Dataset entries Block Start

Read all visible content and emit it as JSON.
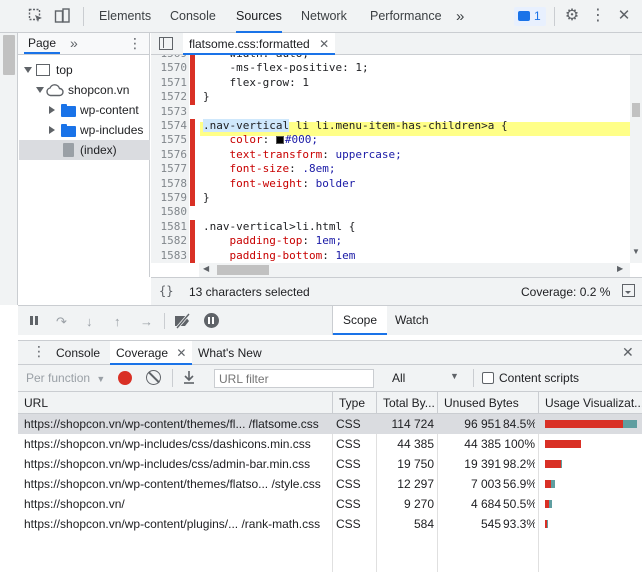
{
  "toolbar": {
    "tabs": [
      "Elements",
      "Console",
      "Sources",
      "Network",
      "Performance"
    ],
    "more": "»",
    "issues_count": "1",
    "settings_icon": "gear-icon",
    "menu_icon": "kebab-icon",
    "close_icon": "close-icon"
  },
  "navigator": {
    "tab": "Page",
    "more": "»",
    "tree": [
      {
        "label": "top",
        "icon": "frame-icon"
      },
      {
        "label": "shopcon.vn",
        "icon": "cloud-icon"
      },
      {
        "label": "wp-content",
        "icon": "folder-icon"
      },
      {
        "label": "wp-includes",
        "icon": "folder-icon"
      },
      {
        "label": "(index)",
        "icon": "file-icon"
      }
    ]
  },
  "editor": {
    "tab": "flatsome.css:formatted",
    "lines": [
      {
        "n": "1569",
        "code": "    width: auto;"
      },
      {
        "n": "1570",
        "code": "    -ms-flex-positive: 1;"
      },
      {
        "n": "1571",
        "code": "    flex-grow: 1"
      },
      {
        "n": "1572",
        "code": "}"
      },
      {
        "n": "1573",
        "code": ""
      },
      {
        "n": "1574",
        "sel": ".nav-vertical",
        "rest": " li li.menu-item-has-children>a {"
      },
      {
        "n": "1575",
        "prop": "color",
        "val": "#000;"
      },
      {
        "n": "1576",
        "prop": "text-transform",
        "val": "uppercase;"
      },
      {
        "n": "1577",
        "prop": "font-size",
        "val": ".8em;"
      },
      {
        "n": "1578",
        "prop": "font-weight",
        "val": "bolder"
      },
      {
        "n": "1579",
        "code": "}"
      },
      {
        "n": "1580",
        "code": ""
      },
      {
        "n": "1581",
        "code": ".nav-vertical>li.html {"
      },
      {
        "n": "1582",
        "prop": "padding-top",
        "val": "1em;"
      },
      {
        "n": "1583",
        "prop": "padding-bottom",
        "val": "1em"
      },
      {
        "n": "1584",
        "code": ""
      }
    ],
    "status": "13 characters selected",
    "coverage": "Coverage: 0.2 %"
  },
  "sidebar_tabs": [
    "Scope",
    "Watch"
  ],
  "drawer": {
    "tabs": [
      "Console",
      "Coverage",
      "What's New"
    ],
    "per_function": "Per function",
    "url_filter_placeholder": "URL filter",
    "type_select": "All",
    "content_scripts": "Content scripts",
    "columns": [
      "URL",
      "Type",
      "Total By...",
      "Unused Bytes",
      "Usage Visualizat..."
    ],
    "rows": [
      {
        "url": "https://shopcon.vn/wp-content/themes/fl...  /flatsome.css",
        "type": "CSS",
        "total": "114 724",
        "unused": "96 951",
        "pct": "84.5%",
        "total_bytes": 114724,
        "unused_fraction": 0.845
      },
      {
        "url": "https://shopcon.vn/wp-includes/css/dashicons.min.css",
        "type": "CSS",
        "total": "44 385",
        "unused": "44 385",
        "pct": "100%",
        "total_bytes": 44385,
        "unused_fraction": 1.0
      },
      {
        "url": "https://shopcon.vn/wp-includes/css/admin-bar.min.css",
        "type": "CSS",
        "total": "19 750",
        "unused": "19 391",
        "pct": "98.2%",
        "total_bytes": 19750,
        "unused_fraction": 0.982
      },
      {
        "url": "https://shopcon.vn/wp-content/themes/flatso...  /style.css",
        "type": "CSS",
        "total": "12 297",
        "unused": "7 003",
        "pct": "56.9%",
        "total_bytes": 12297,
        "unused_fraction": 0.569
      },
      {
        "url": "https://shopcon.vn/",
        "type": "CSS",
        "total": "9 270",
        "unused": "4 684",
        "pct": "50.5%",
        "total_bytes": 9270,
        "unused_fraction": 0.505
      },
      {
        "url": "https://shopcon.vn/wp-content/plugins/...  /rank-math.css",
        "type": "CSS",
        "total": "584",
        "unused": "545",
        "pct": "93.3%",
        "total_bytes": 584,
        "unused_fraction": 0.933
      }
    ]
  },
  "colors": {
    "accent": "#1a73e8",
    "unused": "#d93025",
    "used": "#5f9ea0",
    "selected_row": "#dadce0"
  }
}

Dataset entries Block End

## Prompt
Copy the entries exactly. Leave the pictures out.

## Task output
Read all visible content and emit it as JSON.
{
  "toolbar": {
    "tabs": [
      "Elements",
      "Console",
      "Sources",
      "Network",
      "Performance"
    ],
    "more": "»",
    "issues_count": "1",
    "settings_icon": "gear-icon",
    "menu_icon": "kebab-icon",
    "close_icon": "close-icon"
  },
  "navigator": {
    "tab": "Page",
    "more": "»",
    "tree": [
      {
        "label": "top",
        "icon": "frame-icon"
      },
      {
        "label": "shopcon.vn",
        "icon": "cloud-icon"
      },
      {
        "label": "wp-content",
        "icon": "folder-icon"
      },
      {
        "label": "wp-includes",
        "icon": "folder-icon"
      },
      {
        "label": "(index)",
        "icon": "file-icon"
      }
    ]
  },
  "editor": {
    "tab": "flatsome.css:formatted",
    "lines": [
      {
        "n": "1569",
        "code": "    width: auto;"
      },
      {
        "n": "1570",
        "code": "    -ms-flex-positive: 1;"
      },
      {
        "n": "1571",
        "code": "    flex-grow: 1"
      },
      {
        "n": "1572",
        "code": "}"
      },
      {
        "n": "1573",
        "code": ""
      },
      {
        "n": "1574",
        "sel": ".nav-vertical",
        "rest": " li li.menu-item-has-children>a {"
      },
      {
        "n": "1575",
        "prop": "color",
        "val": "#000;"
      },
      {
        "n": "1576",
        "prop": "text-transform",
        "val": "uppercase;"
      },
      {
        "n": "1577",
        "prop": "font-size",
        "val": ".8em;"
      },
      {
        "n": "1578",
        "prop": "font-weight",
        "val": "bolder"
      },
      {
        "n": "1579",
        "code": "}"
      },
      {
        "n": "1580",
        "code": ""
      },
      {
        "n": "1581",
        "code": ".nav-vertical>li.html {"
      },
      {
        "n": "1582",
        "prop": "padding-top",
        "val": "1em;"
      },
      {
        "n": "1583",
        "prop": "padding-bottom",
        "val": "1em"
      },
      {
        "n": "1584",
        "code": ""
      }
    ],
    "status": "13 characters selected",
    "coverage": "Coverage: 0.2 %"
  },
  "sidebar_tabs": [
    "Scope",
    "Watch"
  ],
  "drawer": {
    "tabs": [
      "Console",
      "Coverage",
      "What's New"
    ],
    "per_function": "Per function",
    "url_filter_placeholder": "URL filter",
    "type_select": "All",
    "content_scripts": "Content scripts",
    "columns": [
      "URL",
      "Type",
      "Total By...",
      "Unused Bytes",
      "Usage Visualizat..."
    ],
    "rows": [
      {
        "url": "https://shopcon.vn/wp-content/themes/fl...  /flatsome.css",
        "type": "CSS",
        "total": "114 724",
        "unused": "96 951",
        "pct": "84.5%",
        "total_bytes": 114724,
        "unused_fraction": 0.845
      },
      {
        "url": "https://shopcon.vn/wp-includes/css/dashicons.min.css",
        "type": "CSS",
        "total": "44 385",
        "unused": "44 385",
        "pct": "100%",
        "total_bytes": 44385,
        "unused_fraction": 1.0
      },
      {
        "url": "https://shopcon.vn/wp-includes/css/admin-bar.min.css",
        "type": "CSS",
        "total": "19 750",
        "unused": "19 391",
        "pct": "98.2%",
        "total_bytes": 19750,
        "unused_fraction": 0.982
      },
      {
        "url": "https://shopcon.vn/wp-content/themes/flatso...  /style.css",
        "type": "CSS",
        "total": "12 297",
        "unused": "7 003",
        "pct": "56.9%",
        "total_bytes": 12297,
        "unused_fraction": 0.569
      },
      {
        "url": "https://shopcon.vn/",
        "type": "CSS",
        "total": "9 270",
        "unused": "4 684",
        "pct": "50.5%",
        "total_bytes": 9270,
        "unused_fraction": 0.505
      },
      {
        "url": "https://shopcon.vn/wp-content/plugins/...  /rank-math.css",
        "type": "CSS",
        "total": "584",
        "unused": "545",
        "pct": "93.3%",
        "total_bytes": 584,
        "unused_fraction": 0.933
      }
    ]
  },
  "colors": {
    "accent": "#1a73e8",
    "unused": "#d93025",
    "used": "#5f9ea0",
    "selected_row": "#dadce0"
  }
}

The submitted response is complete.